[[ Records to process, beginning ]]
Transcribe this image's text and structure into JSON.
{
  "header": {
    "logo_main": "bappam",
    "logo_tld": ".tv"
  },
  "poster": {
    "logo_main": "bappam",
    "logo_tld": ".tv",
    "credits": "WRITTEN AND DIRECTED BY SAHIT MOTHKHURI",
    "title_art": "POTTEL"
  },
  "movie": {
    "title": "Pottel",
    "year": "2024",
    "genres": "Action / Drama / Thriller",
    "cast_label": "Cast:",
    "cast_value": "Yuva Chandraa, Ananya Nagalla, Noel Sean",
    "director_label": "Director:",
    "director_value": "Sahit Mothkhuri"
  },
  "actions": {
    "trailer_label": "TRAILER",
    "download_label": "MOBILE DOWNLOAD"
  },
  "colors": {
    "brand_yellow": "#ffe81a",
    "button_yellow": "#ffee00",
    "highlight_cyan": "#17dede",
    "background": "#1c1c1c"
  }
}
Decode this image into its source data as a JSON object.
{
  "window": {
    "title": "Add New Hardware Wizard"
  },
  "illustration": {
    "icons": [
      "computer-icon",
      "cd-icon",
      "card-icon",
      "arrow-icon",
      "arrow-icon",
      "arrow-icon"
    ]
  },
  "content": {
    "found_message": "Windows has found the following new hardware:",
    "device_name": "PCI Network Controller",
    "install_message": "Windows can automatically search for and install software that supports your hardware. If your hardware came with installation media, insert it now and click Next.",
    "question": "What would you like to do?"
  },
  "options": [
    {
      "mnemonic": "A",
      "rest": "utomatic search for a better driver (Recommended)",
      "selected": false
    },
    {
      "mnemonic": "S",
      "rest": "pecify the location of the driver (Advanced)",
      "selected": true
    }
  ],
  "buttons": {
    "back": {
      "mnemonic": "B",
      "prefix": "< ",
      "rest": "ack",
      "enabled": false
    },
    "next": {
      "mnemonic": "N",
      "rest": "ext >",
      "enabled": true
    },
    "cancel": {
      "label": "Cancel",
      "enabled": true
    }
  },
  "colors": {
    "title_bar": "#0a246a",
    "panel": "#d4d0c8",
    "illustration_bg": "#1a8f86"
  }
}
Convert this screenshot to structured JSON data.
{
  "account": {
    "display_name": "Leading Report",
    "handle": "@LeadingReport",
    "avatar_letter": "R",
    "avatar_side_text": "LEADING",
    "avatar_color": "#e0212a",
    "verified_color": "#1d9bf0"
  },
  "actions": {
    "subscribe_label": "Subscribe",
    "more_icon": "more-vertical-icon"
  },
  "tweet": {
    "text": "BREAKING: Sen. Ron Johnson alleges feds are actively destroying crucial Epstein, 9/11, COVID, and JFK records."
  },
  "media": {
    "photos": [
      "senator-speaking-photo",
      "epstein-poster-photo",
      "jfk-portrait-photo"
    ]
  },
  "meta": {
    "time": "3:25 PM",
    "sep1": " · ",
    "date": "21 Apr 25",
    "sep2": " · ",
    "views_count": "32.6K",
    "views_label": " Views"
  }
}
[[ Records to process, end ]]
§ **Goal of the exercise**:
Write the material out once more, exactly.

§ **Task result**:
Transcribe this image's text and structure into JSON.
{
  "header": {
    "logo_main": "bappam",
    "logo_tld": ".tv"
  },
  "poster": {
    "logo_main": "bappam",
    "logo_tld": ".tv",
    "credits": "WRITTEN AND DIRECTED BY SAHIT MOTHKHURI",
    "title_art": "POTTEL"
  },
  "movie": {
    "title": "Pottel",
    "year": "2024",
    "genres": "Action / Drama / Thriller",
    "cast_label": "Cast:",
    "cast_value": "Yuva Chandraa, Ananya Nagalla, Noel Sean",
    "director_label": "Director:",
    "director_value": "Sahit Mothkhuri"
  },
  "actions": {
    "trailer_label": "TRAILER",
    "download_label": "MOBILE DOWNLOAD"
  },
  "colors": {
    "brand_yellow": "#ffe81a",
    "button_yellow": "#ffee00",
    "highlight_cyan": "#17dede",
    "background": "#1c1c1c"
  }
}
Decode this image into its source data as a JSON object.
{
  "window": {
    "title": "Add New Hardware Wizard"
  },
  "illustration": {
    "icons": [
      "computer-icon",
      "cd-icon",
      "card-icon",
      "arrow-icon",
      "arrow-icon",
      "arrow-icon"
    ]
  },
  "content": {
    "found_message": "Windows has found the following new hardware:",
    "device_name": "PCI Network Controller",
    "install_message": "Windows can automatically search for and install software that supports your hardware. If your hardware came with installation media, insert it now and click Next.",
    "question": "What would you like to do?"
  },
  "options": [
    {
      "mnemonic": "A",
      "rest": "utomatic search for a better driver (Recommended)",
      "selected": false
    },
    {
      "mnemonic": "S",
      "rest": "pecify the location of the driver (Advanced)",
      "selected": true
    }
  ],
  "buttons": {
    "back": {
      "mnemonic": "B",
      "prefix": "< ",
      "rest": "ack",
      "enabled": false
    },
    "next": {
      "mnemonic": "N",
      "rest": "ext >",
      "enabled": true
    },
    "cancel": {
      "label": "Cancel",
      "enabled": true
    }
  },
  "colors": {
    "title_bar": "#0a246a",
    "panel": "#d4d0c8",
    "illustration_bg": "#1a8f86"
  }
}
Convert this screenshot to structured JSON data.
{
  "account": {
    "display_name": "Leading Report",
    "handle": "@LeadingReport",
    "avatar_letter": "R",
    "avatar_side_text": "LEADING",
    "avatar_color": "#e0212a",
    "verified_color": "#1d9bf0"
  },
  "actions": {
    "subscribe_label": "Subscribe",
    "more_icon": "more-vertical-icon"
  },
  "tweet": {
    "text": "BREAKING: Sen. Ron Johnson alleges feds are actively destroying crucial Epstein, 9/11, COVID, and JFK records."
  },
  "media": {
    "photos": [
      "senator-speaking-photo",
      "epstein-poster-photo",
      "jfk-portrait-photo"
    ]
  },
  "meta": {
    "time": "3:25 PM",
    "sep1": " · ",
    "date": "21 Apr 25",
    "sep2": " · ",
    "views_count": "32.6K",
    "views_label": " Views"
  }
}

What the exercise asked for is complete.